-- Paula Bonet * El País *

‘That is the great thing and it is what literature can do — to put into words what is unbearable … Vista Chinesa is a slim book, a stunning piece of literature, and also an image of society. Intimacy becomes public and the personal becomes political.’

* Deutschlandfunk *

‘A book full of beauty, depth, and space for reflection. The author does not exploit her story, but in a sense unfolds it to analyse it, and the way she does this, with prudence, economy, and veracity, makes this slim book unusual.’

* FAZ *

‘Of impressive literary brilliance.’

* Expresso *

‘A must-read.’

* Elle Brazil *

‘A powerful story in which the voice of the victim is magnified, and where the focus is on recovery and moving on. Between the descriptions of unspeakable aggression, there are also moments of light, warmth and love.’

* Tony's Reading List *

‘Full of bravery and insight.’

-- Eric Karl Anderson * Lonesome Reader *

Vista Chinesa is based on the experiences of Levy’s friend, Joana Jabace. Levy built up the narrative through a series of interviews. Jabace would then read what she had written and comment and, if necessary, Levy would revise. This approach gives a sense of immediacy and the account of the rape and its aftermath is shocking in its intensity. Levy’s retelling, deftly translated by Alison Entrekin, is also a powerful act of female solidarity.’

-- Lucy Popescu * Financial Times *

‘[A] work of genius. This is a bold daring book that will change your life.’

* The Bobosphere *

‘[T]his powerful epistolary novel is narrated by Júlia, an architect reflecting on being “torn apart” by an intimate violation amid the tumult of the city, which is rife with violent fissures of its own.’
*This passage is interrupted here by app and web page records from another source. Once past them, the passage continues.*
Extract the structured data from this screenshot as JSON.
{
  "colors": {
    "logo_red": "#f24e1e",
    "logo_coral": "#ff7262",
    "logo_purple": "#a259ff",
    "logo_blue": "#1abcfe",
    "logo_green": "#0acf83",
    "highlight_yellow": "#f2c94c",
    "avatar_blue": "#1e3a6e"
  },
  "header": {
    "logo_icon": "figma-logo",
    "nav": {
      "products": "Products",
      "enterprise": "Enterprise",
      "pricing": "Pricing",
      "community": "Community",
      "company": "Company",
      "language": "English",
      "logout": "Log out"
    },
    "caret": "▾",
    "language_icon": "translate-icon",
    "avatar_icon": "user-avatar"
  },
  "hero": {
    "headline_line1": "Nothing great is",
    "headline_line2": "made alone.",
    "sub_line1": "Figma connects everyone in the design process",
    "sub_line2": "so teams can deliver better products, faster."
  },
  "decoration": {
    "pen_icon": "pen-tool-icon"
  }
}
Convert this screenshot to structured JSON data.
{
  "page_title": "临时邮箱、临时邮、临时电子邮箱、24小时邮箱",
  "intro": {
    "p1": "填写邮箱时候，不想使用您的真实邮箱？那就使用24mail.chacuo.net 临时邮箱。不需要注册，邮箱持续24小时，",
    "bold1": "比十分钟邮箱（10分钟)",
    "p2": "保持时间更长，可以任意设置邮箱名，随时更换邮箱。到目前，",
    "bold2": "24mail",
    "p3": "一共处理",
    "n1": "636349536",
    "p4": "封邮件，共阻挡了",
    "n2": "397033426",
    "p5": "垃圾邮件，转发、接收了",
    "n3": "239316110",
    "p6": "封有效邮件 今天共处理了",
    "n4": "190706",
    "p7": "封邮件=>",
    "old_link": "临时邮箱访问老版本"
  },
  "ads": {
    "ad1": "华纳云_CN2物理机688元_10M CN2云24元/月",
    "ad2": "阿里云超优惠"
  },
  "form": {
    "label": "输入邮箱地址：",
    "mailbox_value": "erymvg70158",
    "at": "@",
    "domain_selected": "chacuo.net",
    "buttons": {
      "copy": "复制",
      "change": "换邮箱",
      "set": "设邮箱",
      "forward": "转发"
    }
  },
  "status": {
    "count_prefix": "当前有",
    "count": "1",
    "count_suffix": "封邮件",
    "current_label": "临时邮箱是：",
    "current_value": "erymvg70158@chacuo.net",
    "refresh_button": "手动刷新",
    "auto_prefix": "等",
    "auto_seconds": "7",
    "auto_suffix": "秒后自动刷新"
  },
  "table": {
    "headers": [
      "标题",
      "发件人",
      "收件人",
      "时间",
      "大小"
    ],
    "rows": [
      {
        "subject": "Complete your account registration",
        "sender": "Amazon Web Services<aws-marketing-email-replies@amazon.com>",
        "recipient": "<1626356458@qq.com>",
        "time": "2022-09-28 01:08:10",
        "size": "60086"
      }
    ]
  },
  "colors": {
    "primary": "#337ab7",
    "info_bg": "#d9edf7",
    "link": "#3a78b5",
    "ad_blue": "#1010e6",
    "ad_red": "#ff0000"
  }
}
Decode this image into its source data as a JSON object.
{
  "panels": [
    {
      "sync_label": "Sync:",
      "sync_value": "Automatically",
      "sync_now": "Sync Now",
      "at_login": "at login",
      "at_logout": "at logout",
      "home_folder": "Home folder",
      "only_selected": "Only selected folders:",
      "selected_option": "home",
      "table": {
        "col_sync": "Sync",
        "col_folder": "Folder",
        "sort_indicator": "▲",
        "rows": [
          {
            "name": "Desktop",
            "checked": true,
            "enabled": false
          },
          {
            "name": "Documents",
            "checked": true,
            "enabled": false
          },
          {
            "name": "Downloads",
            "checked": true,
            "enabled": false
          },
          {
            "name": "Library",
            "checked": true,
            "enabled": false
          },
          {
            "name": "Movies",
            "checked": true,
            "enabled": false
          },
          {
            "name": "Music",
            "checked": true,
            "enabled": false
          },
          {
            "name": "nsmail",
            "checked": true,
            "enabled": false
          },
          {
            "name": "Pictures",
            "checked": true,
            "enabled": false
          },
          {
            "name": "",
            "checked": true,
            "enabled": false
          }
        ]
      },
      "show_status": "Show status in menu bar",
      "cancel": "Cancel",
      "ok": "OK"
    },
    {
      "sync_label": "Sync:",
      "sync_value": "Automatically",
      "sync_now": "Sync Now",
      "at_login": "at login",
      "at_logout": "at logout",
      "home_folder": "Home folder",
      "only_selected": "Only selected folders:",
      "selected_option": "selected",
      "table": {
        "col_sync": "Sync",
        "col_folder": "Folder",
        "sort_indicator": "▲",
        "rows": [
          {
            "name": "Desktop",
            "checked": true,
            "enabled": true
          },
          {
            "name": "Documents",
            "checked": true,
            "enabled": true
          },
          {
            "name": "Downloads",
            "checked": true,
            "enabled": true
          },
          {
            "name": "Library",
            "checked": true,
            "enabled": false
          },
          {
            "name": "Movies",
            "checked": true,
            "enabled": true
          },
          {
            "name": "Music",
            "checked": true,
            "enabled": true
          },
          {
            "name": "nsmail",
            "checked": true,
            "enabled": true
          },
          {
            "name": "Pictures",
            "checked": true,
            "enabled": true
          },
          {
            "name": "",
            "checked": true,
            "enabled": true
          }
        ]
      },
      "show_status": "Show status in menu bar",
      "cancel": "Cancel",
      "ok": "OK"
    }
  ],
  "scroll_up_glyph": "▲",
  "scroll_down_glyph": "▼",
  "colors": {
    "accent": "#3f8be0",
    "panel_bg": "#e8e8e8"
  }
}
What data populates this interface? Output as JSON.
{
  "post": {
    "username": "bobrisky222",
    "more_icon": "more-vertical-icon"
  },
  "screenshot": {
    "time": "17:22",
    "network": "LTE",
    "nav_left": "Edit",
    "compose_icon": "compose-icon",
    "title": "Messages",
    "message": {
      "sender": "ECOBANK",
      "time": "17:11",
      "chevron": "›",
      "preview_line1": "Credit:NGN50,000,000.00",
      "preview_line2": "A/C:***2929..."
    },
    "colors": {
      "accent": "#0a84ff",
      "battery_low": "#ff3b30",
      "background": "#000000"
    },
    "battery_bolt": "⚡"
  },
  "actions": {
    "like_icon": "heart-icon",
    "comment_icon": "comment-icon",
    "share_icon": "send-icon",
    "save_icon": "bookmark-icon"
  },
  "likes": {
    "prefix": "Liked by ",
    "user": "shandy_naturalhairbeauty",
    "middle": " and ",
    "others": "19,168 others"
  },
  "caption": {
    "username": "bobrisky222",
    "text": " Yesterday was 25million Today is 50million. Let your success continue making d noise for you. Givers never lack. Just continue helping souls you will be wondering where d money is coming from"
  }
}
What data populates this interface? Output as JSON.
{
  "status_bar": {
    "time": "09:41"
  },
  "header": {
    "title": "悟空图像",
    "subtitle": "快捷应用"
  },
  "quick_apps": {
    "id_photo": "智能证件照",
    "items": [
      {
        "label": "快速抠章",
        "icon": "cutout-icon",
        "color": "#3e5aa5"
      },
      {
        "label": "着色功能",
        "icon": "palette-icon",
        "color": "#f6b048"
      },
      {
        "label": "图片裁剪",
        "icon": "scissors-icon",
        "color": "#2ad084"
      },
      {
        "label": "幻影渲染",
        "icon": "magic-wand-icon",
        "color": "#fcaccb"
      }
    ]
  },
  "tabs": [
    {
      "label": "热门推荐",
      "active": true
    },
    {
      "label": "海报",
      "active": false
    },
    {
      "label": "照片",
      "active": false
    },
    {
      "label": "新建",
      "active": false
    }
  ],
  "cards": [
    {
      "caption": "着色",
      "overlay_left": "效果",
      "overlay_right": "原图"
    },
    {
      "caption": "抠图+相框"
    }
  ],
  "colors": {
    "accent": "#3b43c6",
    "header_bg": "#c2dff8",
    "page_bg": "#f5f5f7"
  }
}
* The New York Times *

‘[Levy] makes vital fiction out of a woman’s attempt to process trauma.’

* Publishers Weekly *

‘Capturing confusion, desperation, anger, and introspection, Vista Chinesa is a detailed, visceral novel in which a woman struggles to heal after surviving a sexual assault.’

* Foreword Reviews *

‘A powerful and important book.’

-- Eric Karl Anderson * Lonesome Reader *

Praise for The House in Smyrna:

‘Wonderful … deceptively simple prose carrying a great power of sorrow and, interestingly, hope.’

-- Ian McEwan

Praise for The House in Smyrna:

‘Levy’s writing is a joy … Her prose is rich, filled with a sense of the vividness and generosity of an author’s available inspirations: the clamour of the senses, the restless truths of the body, the turns and consolations and perils of thought, the wonders of both beauty and ugliness and the meaning and architecture of words themselves.’

-- A.L. Kennedy * Granta *

Praise for The House in Smyrna:

‘Teasing … Levy has crafted a puzzling, disturbing story that at times leaves the reader feeling blindfolded in a maze.’

-- Suzi Feay * Financial Tim

ISBN: 9781914484223

Dimensions: unknown

Weight: unknown

144 pages